# EXERCISE
Please tally how many lines in the entries below include the word "Runner", giving only the number.

# EXERCISE MATERIALS
----------------------------------------

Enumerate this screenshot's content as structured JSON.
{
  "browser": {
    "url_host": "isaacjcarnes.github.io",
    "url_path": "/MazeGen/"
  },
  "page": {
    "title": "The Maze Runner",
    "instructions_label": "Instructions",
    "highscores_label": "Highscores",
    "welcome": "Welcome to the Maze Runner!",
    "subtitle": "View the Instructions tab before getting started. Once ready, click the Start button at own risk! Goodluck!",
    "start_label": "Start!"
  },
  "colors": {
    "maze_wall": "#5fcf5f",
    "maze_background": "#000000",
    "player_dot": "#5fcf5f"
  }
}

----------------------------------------

# RESULT FOR THIS TASK
2